What was known for a long time has recently been finally confirmed by the official side. Australian elite soldiers (SAS) have committed war crimes in Afghanistan and murdered at least 39 Afghan civilians between 2005 and 2016. The hunting and killing of the Afghans was considered by the soldiers as a kind of Sport, as well as a ritual for newcomers. The perverse procedure was referred to as “bleeding”. The Associated report can be read in many places like a record of terror. In many places it makes clear that Afghan lives are worth practically nothing in the eyes of the Western soldiers. “It happened all the time,” said many soldiers who were interviewed for the report. The investigation was commissioned by the Australian military in 2016. In total, more than 400 witnesses were interrogated and at least 55 investigations started.
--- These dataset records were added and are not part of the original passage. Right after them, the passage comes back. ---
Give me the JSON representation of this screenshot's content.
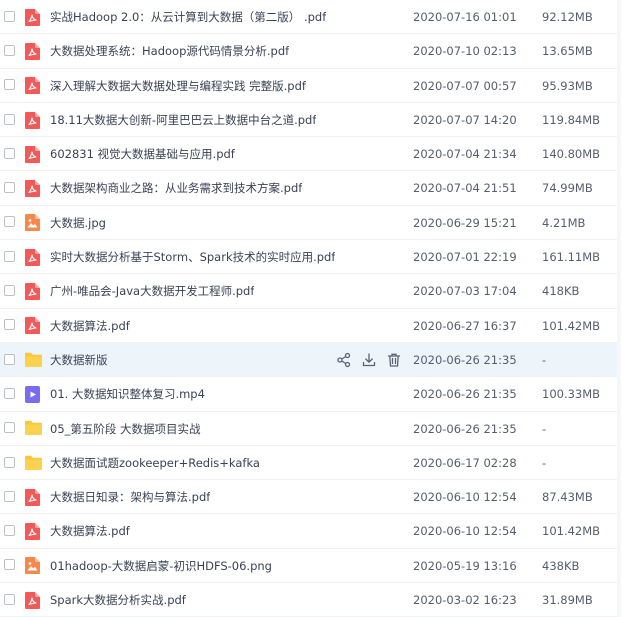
{
  "files": [
    {
      "name": "实战Hadoop 2.0：从云计算到大数据（第二版） .pdf",
      "date": "2020-07-16 01:01",
      "size": "92.12MB",
      "icon": "pdf-file-icon"
    },
    {
      "name": "大数据处理系统：Hadoop源代码情景分析.pdf",
      "date": "2020-07-10 02:13",
      "size": "13.65MB",
      "icon": "pdf-file-icon"
    },
    {
      "name": "深入理解大数据大数据处理与编程实践 完整版.pdf",
      "date": "2020-07-07 00:57",
      "size": "95.93MB",
      "icon": "pdf-file-icon"
    },
    {
      "name": "18.11大数据大创新-阿里巴巴云上数据中台之道.pdf",
      "date": "2020-07-07 14:20",
      "size": "119.84MB",
      "icon": "pdf-file-icon"
    },
    {
      "name": "602831 视觉大数据基础与应用.pdf",
      "date": "2020-07-04 21:34",
      "size": "140.80MB",
      "icon": "pdf-file-icon"
    },
    {
      "name": "大数据架构商业之路：从业务需求到技术方案.pdf",
      "date": "2020-07-04 21:51",
      "size": "74.99MB",
      "icon": "pdf-file-icon"
    },
    {
      "name": "大数据.jpg",
      "date": "2020-06-29 15:21",
      "size": "4.21MB",
      "icon": "image-file-icon"
    },
    {
      "name": "实时大数据分析基于Storm、Spark技术的实时应用.pdf",
      "date": "2020-07-01 22:19",
      "size": "161.11MB",
      "icon": "pdf-file-icon"
    },
    {
      "name": "广州-唯品会-Java大数据开发工程师.pdf",
      "date": "2020-07-03 17:04",
      "size": "418KB",
      "icon": "pdf-file-icon"
    },
    {
      "name": "大数据算法.pdf",
      "date": "2020-06-27 16:37",
      "size": "101.42MB",
      "icon": "pdf-file-icon"
    },
    {
      "name": "大数据新版",
      "date": "2020-06-26 21:35",
      "size": "-",
      "icon": "folder-icon"
    },
    {
      "name": "01. 大数据知识整体复习.mp4",
      "date": "2020-06-26 21:35",
      "size": "100.33MB",
      "icon": "video-file-icon"
    },
    {
      "name": "05_第五阶段  大数据项目实战",
      "date": "2020-06-26 21:35",
      "size": "-",
      "icon": "folder-icon"
    },
    {
      "name": "大数据面试题zookeeper+Redis+kafka",
      "date": "2020-06-17 02:28",
      "size": "-",
      "icon": "folder-icon"
    },
    {
      "name": "大数据日知录：架构与算法.pdf",
      "date": "2020-06-10 12:54",
      "size": "87.43MB",
      "icon": "pdf-file-icon"
    },
    {
      "name": "大数据算法.pdf",
      "date": "2020-06-10 12:54",
      "size": "101.42MB",
      "icon": "pdf-file-icon"
    },
    {
      "name": "01hadoop-大数据启蒙-初识HDFS-06.png",
      "date": "2020-05-19 13:16",
      "size": "438KB",
      "icon": "image-file-icon"
    },
    {
      "name": "Spark大数据分析实战.pdf",
      "date": "2020-03-02 16:23",
      "size": "31.89MB",
      "icon": "pdf-file-icon"
    }
  ],
  "hovered_row_index": 10,
  "row_actions": [
    "share-icon",
    "download-icon",
    "delete-icon"
  ],
  "colors": {
    "pdf": "#f25a5a",
    "image": "#f7884b",
    "folder": "#f9c73a",
    "video": "#7a6cf0",
    "hover_bg": "#edf5fb",
    "action_icon": "#5b6273"
  }
}
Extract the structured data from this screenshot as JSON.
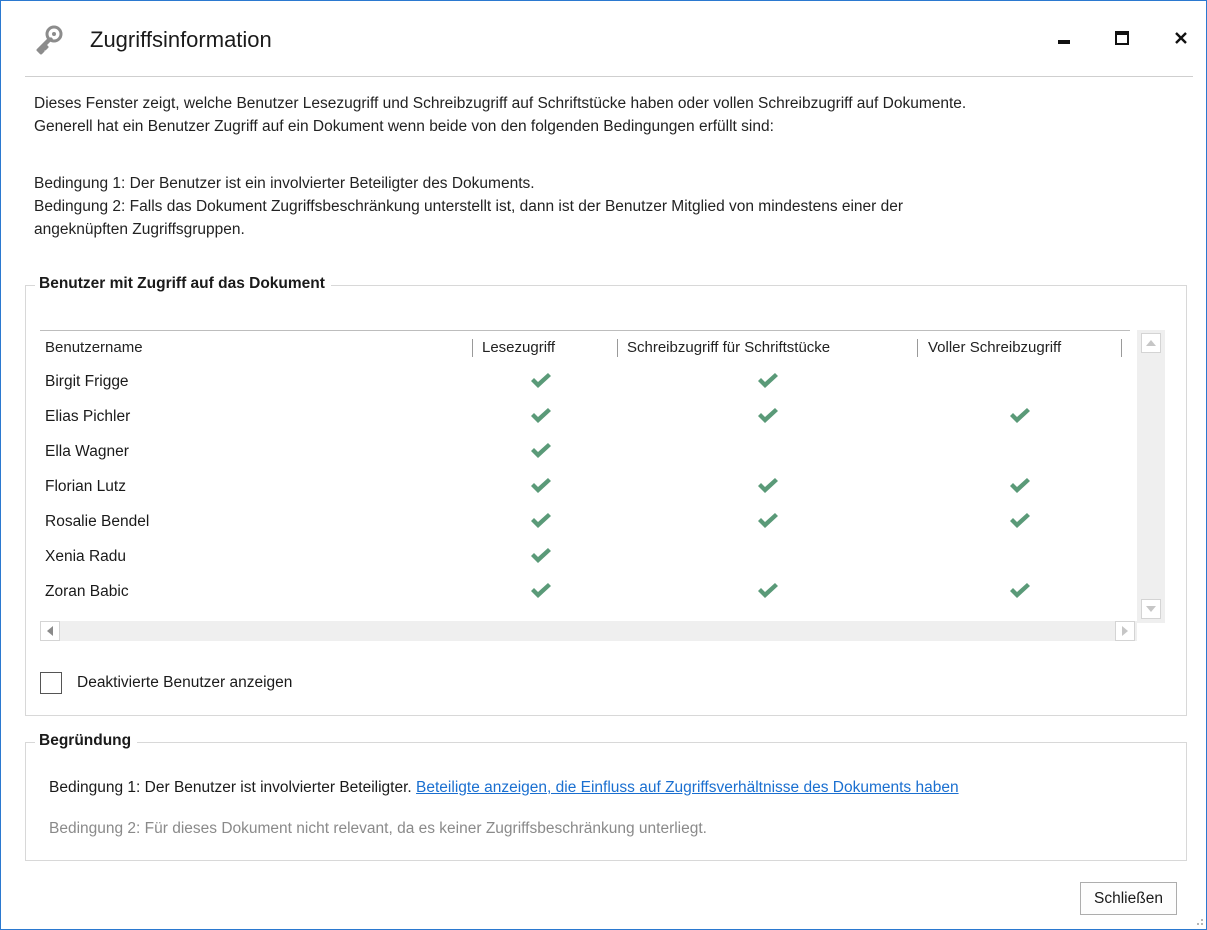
{
  "window": {
    "title": "Zugriffsinformation",
    "accent_color": "#2b79d0"
  },
  "icons": {
    "title": "key-icon",
    "minimize": "minimize-icon",
    "maximize": "maximize-icon",
    "close": "close-icon",
    "check": "checkmark-icon"
  },
  "description": {
    "line1": "Dieses Fenster zeigt, welche Benutzer Lesezugriff und Schreibzugriff auf Schriftstücke haben oder vollen Schreibzugriff auf Dokumente.",
    "line2": "Generell hat ein Benutzer Zugriff auf ein Dokument wenn beide von den folgenden Bedingungen erfüllt sind:",
    "line3": "Bedingung 1: Der Benutzer ist ein involvierter Beteiligter des Dokuments.",
    "line4": "Bedingung 2: Falls das Dokument Zugriffsbeschränkung unterstellt ist, dann ist der Benutzer Mitglied von mindestens einer der",
    "line5": "angeknüpften Zugriffsgruppen."
  },
  "users_group": {
    "title": "Benutzer mit Zugriff auf das Dokument",
    "columns": [
      "Benutzername",
      "Lesezugriff",
      "Schreibzugriff für Schriftstücke",
      "Voller Schreibzugriff"
    ],
    "rows": [
      {
        "name": "Birgit Frigge",
        "read": true,
        "write_docs": true,
        "full_write": false
      },
      {
        "name": "Elias Pichler",
        "read": true,
        "write_docs": true,
        "full_write": true
      },
      {
        "name": "Ella Wagner",
        "read": true,
        "write_docs": false,
        "full_write": false
      },
      {
        "name": "Florian Lutz",
        "read": true,
        "write_docs": true,
        "full_write": true
      },
      {
        "name": "Rosalie Bendel",
        "read": true,
        "write_docs": true,
        "full_write": true
      },
      {
        "name": "Xenia Radu",
        "read": true,
        "write_docs": false,
        "full_write": false
      },
      {
        "name": "Zoran Babic",
        "read": true,
        "write_docs": true,
        "full_write": true
      }
    ],
    "check_color": "#5a9a78",
    "show_disabled_label": "Deaktivierte Benutzer anzeigen",
    "show_disabled_checked": false
  },
  "reason_group": {
    "title": "Begründung",
    "cond1_text": "Bedingung 1: Der Benutzer ist involvierter Beteiligter.",
    "cond1_link": "Beteiligte anzeigen, die Einfluss auf Zugriffsverhältnisse des Dokuments haben",
    "cond2_text": "Bedingung 2: Für dieses Dokument nicht relevant, da es keiner Zugriffsbeschränkung unterliegt."
  },
  "footer": {
    "close_label": "Schließen"
  }
}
The crimes were exposed by ABC investigative journalists, who became targets of Australian authorities because of their research. Read correctly. The focus was not on murdering soldiers, but on those journalists who brought the crimes to light. The journalists Dan Oakes and Sam Clark, who uncovered war crimes that allegedly took place between 2009 and 2013, came under particular pressure. The Australian Federal Police searched offices and confiscated data carriers, among other things. Clark and Oakes traveled to Afghanistan for their research, where they worked with the well-known local journalist Bilal Sarwary and found victims of the Australian soldiers.
The research team travelled here to the southern Afghan village Darwan in Uruzgan province, which was raided by SAS units and members of the Afghan army in September 2012. In total, three men were killed in this attack on civilians. As usual, it was said that they were hunting terrorists and looking for members of the Taliban. After the three men were killed in the most brutal manner, the soldiers abducted other people. In the following days, they were interrogated and tortured in a NATO military base in the provincial capital of Tarinkot. An Isolated Case? Certainly not.
After an extensive investigation, the Australian military was forced to admit to the world in front of ongoing cameras last November that crimes had been committed. This is indeed a milestone. To this day, no Western military that has participated in the Afghanistan war has shown such self-criticism and insight. When, for example, the FAZ writes of a “day of shame for Australia”, one wonders where such headlines were when it came to German war crimes in the Hindu Kush. As a reminder: these existed, and they have not been processed to this day. Otherwise, Colonel Georg Klein, who had more than 150 civilians bombed to death in Kunduz in 2009, would not have been promoted to General in 2012. Otherwise, both the federal government and the Bundeswehr would have spoken very clearly of a war crime, made the victims visible, apologized to them and compensated them appropriately, instead of ignoring them and silencing them.
However, for many observers, journalists and other experts on the Afghanistan war, the latest revelations were by no means surprising. In many Afghan villages, the stories of murdering and torturing NATO soldiers continue to circulate today. However, those affected are hardly heard. In fact, The Voice of such Afghans is only worth something after their statements have been confirmed by a Western actor. Otherwise, they are considered “not credible” or “excessive”. War veterans also regularly draw attention to such war crimes. “These Australian elite units are just a small piece of the puzzle of the overall picture, and this one looks grim. We regularly shot people whose identity was unclear. The Afghans, who in my opinion fought us rightly, were completely dehumanized by US,” says ex-soldier and author Erik Edstrom. In the summer Edstrom’s book “Un-American: a Soldier’s Reckoning of our Longest War” was published, in which he is extremely critical of his own Afghanistan mission as well as the “War on Terror” In general. Edstrom not only focuses on the mass killing of civilians, but also tries to understand the radicalization of the Afghan population. “We started the war. We have attacked and occupied your country. Who knows how I would react? Perhaps I would also resort to weapons,” says Edstrom. Like many others, he believes that it will take years for all Western war crimes in Afghanistan to be exposed.